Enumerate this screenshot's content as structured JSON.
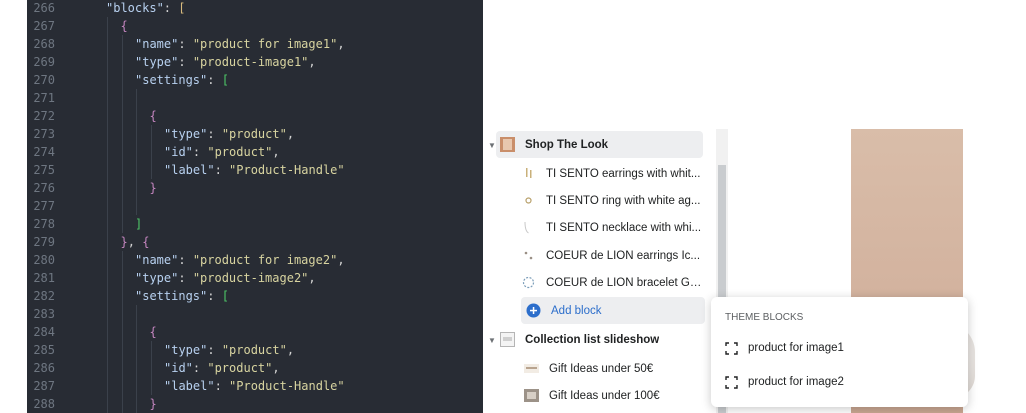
{
  "editor": {
    "lines": [
      {
        "n": "266",
        "indent": 1,
        "t": [
          [
            "key",
            "\"blocks\""
          ],
          [
            "pun",
            ": "
          ],
          [
            "p1",
            "["
          ]
        ]
      },
      {
        "n": "267",
        "indent": 2,
        "t": [
          [
            "p2",
            "{"
          ]
        ]
      },
      {
        "n": "268",
        "indent": 3,
        "t": [
          [
            "key",
            "\"name\""
          ],
          [
            "pun",
            ": "
          ],
          [
            "str",
            "\"product for image1\""
          ],
          [
            "pun",
            ","
          ]
        ]
      },
      {
        "n": "269",
        "indent": 3,
        "t": [
          [
            "key",
            "\"type\""
          ],
          [
            "pun",
            ": "
          ],
          [
            "str",
            "\"product-image1\""
          ],
          [
            "pun",
            ","
          ]
        ]
      },
      {
        "n": "270",
        "indent": 3,
        "t": [
          [
            "key",
            "\"settings\""
          ],
          [
            "pun",
            ": "
          ],
          [
            "p4",
            "["
          ]
        ]
      },
      {
        "n": "271",
        "indent": 4,
        "t": []
      },
      {
        "n": "272",
        "indent": 4,
        "t": [
          [
            "p2",
            "{"
          ]
        ]
      },
      {
        "n": "273",
        "indent": 5,
        "t": [
          [
            "key",
            "\"type\""
          ],
          [
            "pun",
            ": "
          ],
          [
            "str",
            "\"product\""
          ],
          [
            "pun",
            ","
          ]
        ]
      },
      {
        "n": "274",
        "indent": 5,
        "t": [
          [
            "key",
            "\"id\""
          ],
          [
            "pun",
            ": "
          ],
          [
            "str",
            "\"product\""
          ],
          [
            "pun",
            ","
          ]
        ]
      },
      {
        "n": "275",
        "indent": 5,
        "t": [
          [
            "key",
            "\"label\""
          ],
          [
            "pun",
            ": "
          ],
          [
            "str",
            "\"Product-Handle\""
          ]
        ]
      },
      {
        "n": "276",
        "indent": 4,
        "t": [
          [
            "p2",
            "}"
          ]
        ]
      },
      {
        "n": "277",
        "indent": 4,
        "t": []
      },
      {
        "n": "278",
        "indent": 3,
        "t": [
          [
            "p4",
            "]"
          ]
        ]
      },
      {
        "n": "279",
        "indent": 2,
        "t": [
          [
            "p2",
            "}"
          ],
          [
            "pun",
            ", "
          ],
          [
            "p2",
            "{"
          ]
        ]
      },
      {
        "n": "280",
        "indent": 3,
        "t": [
          [
            "key",
            "\"name\""
          ],
          [
            "pun",
            ": "
          ],
          [
            "str",
            "\"product for image2\""
          ],
          [
            "pun",
            ","
          ]
        ]
      },
      {
        "n": "281",
        "indent": 3,
        "t": [
          [
            "key",
            "\"type\""
          ],
          [
            "pun",
            ": "
          ],
          [
            "str",
            "\"product-image2\""
          ],
          [
            "pun",
            ","
          ]
        ]
      },
      {
        "n": "282",
        "indent": 3,
        "t": [
          [
            "key",
            "\"settings\""
          ],
          [
            "pun",
            ": "
          ],
          [
            "p4",
            "["
          ]
        ]
      },
      {
        "n": "283",
        "indent": 4,
        "t": []
      },
      {
        "n": "284",
        "indent": 4,
        "t": [
          [
            "p2",
            "{"
          ]
        ]
      },
      {
        "n": "285",
        "indent": 5,
        "t": [
          [
            "key",
            "\"type\""
          ],
          [
            "pun",
            ": "
          ],
          [
            "str",
            "\"product\""
          ],
          [
            "pun",
            ","
          ]
        ]
      },
      {
        "n": "286",
        "indent": 5,
        "t": [
          [
            "key",
            "\"id\""
          ],
          [
            "pun",
            ": "
          ],
          [
            "str",
            "\"product\""
          ],
          [
            "pun",
            ","
          ]
        ]
      },
      {
        "n": "287",
        "indent": 5,
        "t": [
          [
            "key",
            "\"label\""
          ],
          [
            "pun",
            ": "
          ],
          [
            "str",
            "\"Product-Handle\""
          ]
        ]
      },
      {
        "n": "288",
        "indent": 4,
        "t": [
          [
            "p2",
            "}"
          ]
        ]
      }
    ]
  },
  "sidebar": {
    "shop_the_look": {
      "label": "Shop The Look",
      "blocks": [
        "TI SENTO earrings with whit...",
        "TI SENTO ring with white ag...",
        "TI SENTO necklace with whi...",
        "COEUR de LION earrings Ic...",
        "COEUR de LION bracelet Ge..."
      ],
      "add_block_label": "Add block"
    },
    "collection_list": {
      "label": "Collection list slideshow",
      "blocks": [
        "Gift Ideas under 50€",
        "Gift Ideas under 100€"
      ]
    }
  },
  "popover": {
    "heading": "THEME BLOCKS",
    "items": [
      "product for image1",
      "product for image2"
    ]
  },
  "colors": {
    "accent": "#2c6ecb",
    "editor_bg": "#282c34",
    "selected_row": "#edeef0"
  }
}
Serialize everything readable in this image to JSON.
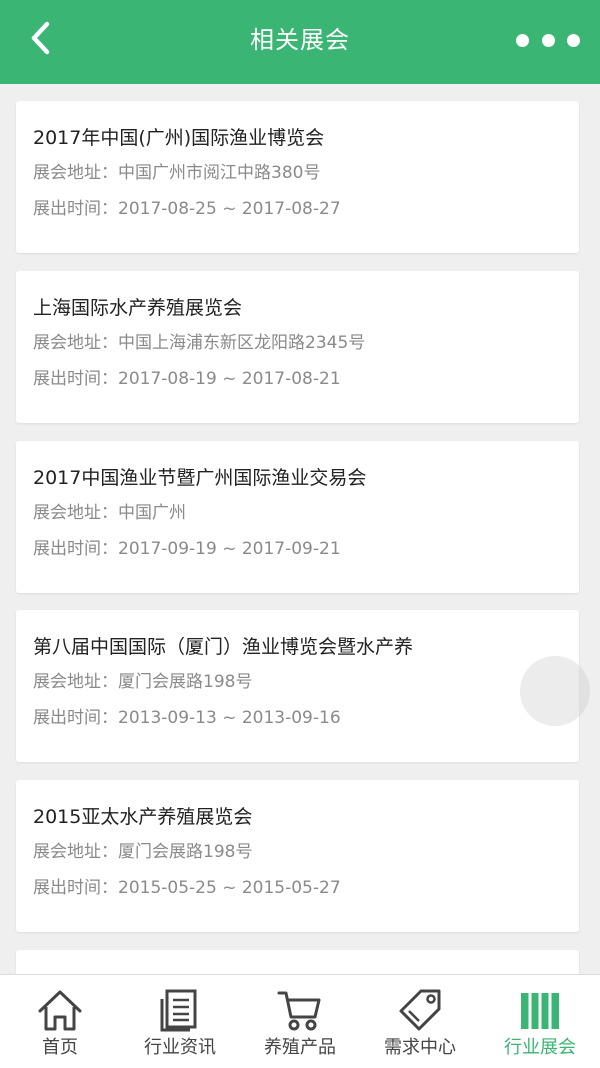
{
  "header": {
    "title": "相关展会"
  },
  "cards": [
    {
      "title": "2017年中国(广州)国际渔业博览会",
      "address": "展会地址：中国广州市阅江中路380号",
      "time": "展出时间：2017-08-25 ~ 2017-08-27"
    },
    {
      "title": "上海国际水产养殖展览会",
      "address": "展会地址：中国上海浦东新区龙阳路2345号",
      "time": "展出时间：2017-08-19 ~ 2017-08-21"
    },
    {
      "title": "2017中国渔业节暨广州国际渔业交易会",
      "address": "展会地址：中国广州",
      "time": "展出时间：2017-09-19 ~ 2017-09-21"
    },
    {
      "title": "第八届中国国际（厦门）渔业博览会暨水产养",
      "address": "展会地址：厦门会展路198号",
      "time": "展出时间：2013-09-13 ~ 2013-09-16"
    },
    {
      "title": "2015亚太水产养殖展览会",
      "address": "展会地址：厦门会展路198号",
      "time": "展出时间：2015-05-25 ~ 2015-05-27"
    }
  ],
  "tabbar": {
    "items": [
      {
        "label": "首页",
        "icon": "home-icon"
      },
      {
        "label": "行业资讯",
        "icon": "news-icon"
      },
      {
        "label": "养殖产品",
        "icon": "cart-icon"
      },
      {
        "label": "需求中心",
        "icon": "tag-icon"
      },
      {
        "label": "行业展会",
        "icon": "exhibition-icon",
        "active": true
      }
    ]
  },
  "colors": {
    "brand": "#3bb573",
    "title_text": "#222222",
    "meta_text": "#8a8a8a",
    "tab_text": "#444444"
  }
}
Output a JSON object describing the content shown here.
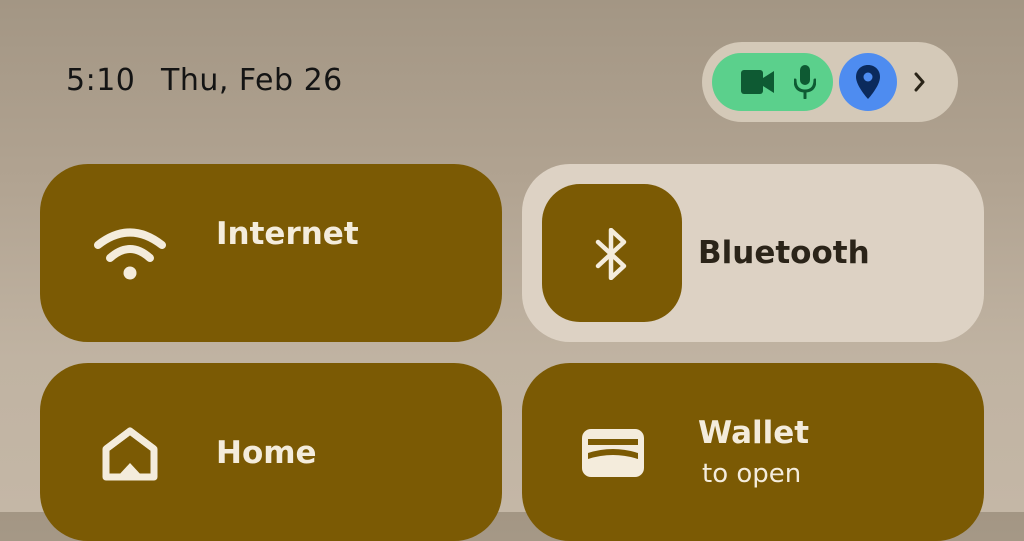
{
  "status_bar": {
    "time": "5:10",
    "date": "Thu, Feb 26"
  },
  "privacy_indicators": {
    "icons": [
      "video-camera-icon",
      "microphone-icon",
      "location-pin-icon",
      "chevron-right-icon"
    ],
    "colors": {
      "camera_mic_chip": "#5bd08c",
      "location_chip": "#4e8cf0",
      "pill_background": "#d4c9b8"
    }
  },
  "tiles": {
    "internet": {
      "label": "Internet",
      "icon": "wifi-icon",
      "active": true
    },
    "bluetooth": {
      "label": "Bluetooth",
      "icon": "bluetooth-icon",
      "active": false
    },
    "home": {
      "label": "Home",
      "icon": "home-icon",
      "active": true
    },
    "wallet": {
      "label": "Wallet",
      "subtitle": "to open",
      "icon": "wallet-icon",
      "active": true
    }
  },
  "colors": {
    "tile_active": "#7b5a04",
    "tile_inactive": "#ddd2c4",
    "tile_text_active": "#f4ecdc",
    "tile_text_inactive": "#2b2419"
  }
}
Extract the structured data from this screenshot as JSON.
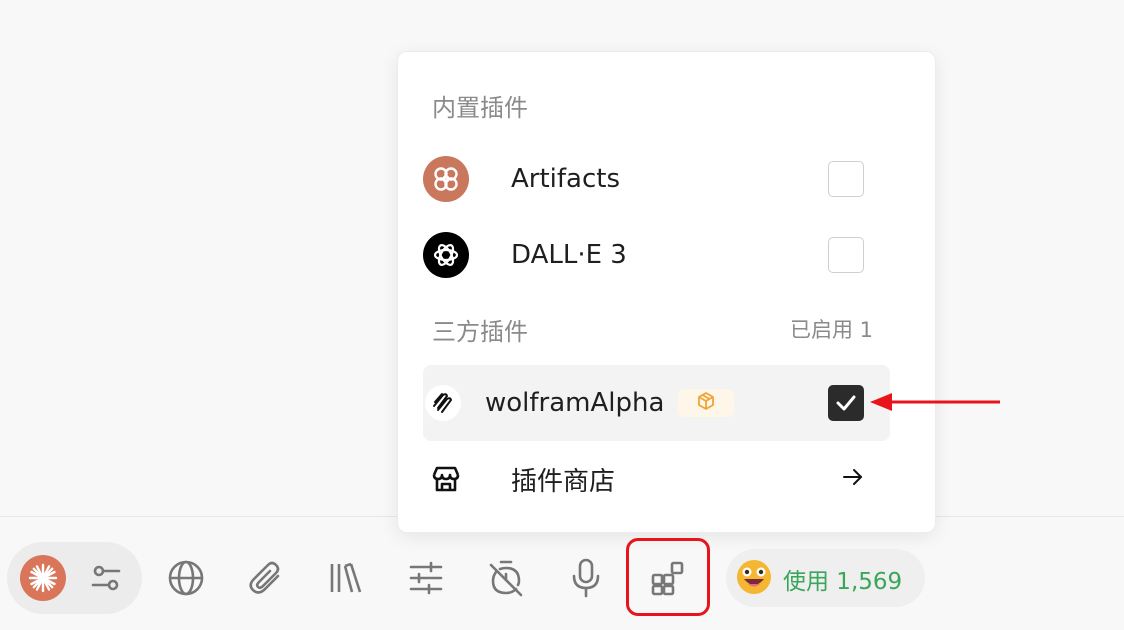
{
  "plugin_popup": {
    "builtin_title": "内置插件",
    "builtin_items": [
      {
        "label": "Artifacts",
        "checked": false,
        "icon": "flower-icon"
      },
      {
        "label": "DALL·E 3",
        "checked": false,
        "icon": "openai-icon"
      }
    ],
    "thirdparty_title": "三方插件",
    "enabled_count": "已启用 1",
    "thirdparty_items": [
      {
        "label": "wolframAlpha",
        "checked": true,
        "icon": "wolfram-icon",
        "badge_icon": "package-icon"
      }
    ],
    "store_label": "插件商店"
  },
  "toolbar": {
    "icons": [
      "model-icon",
      "settings-sliders-icon",
      "globe-icon",
      "paperclip-icon",
      "library-icon",
      "adjust-icon",
      "timer-off-icon",
      "microphone-icon",
      "plugins-icon"
    ],
    "usage_label": "使用 1,569"
  },
  "colors": {
    "accent_green": "#3aa65b",
    "annotation_red": "#e8141b",
    "artifacts_icon_bg": "#c9775d"
  }
}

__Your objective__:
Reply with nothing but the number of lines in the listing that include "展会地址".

__Task result__:
5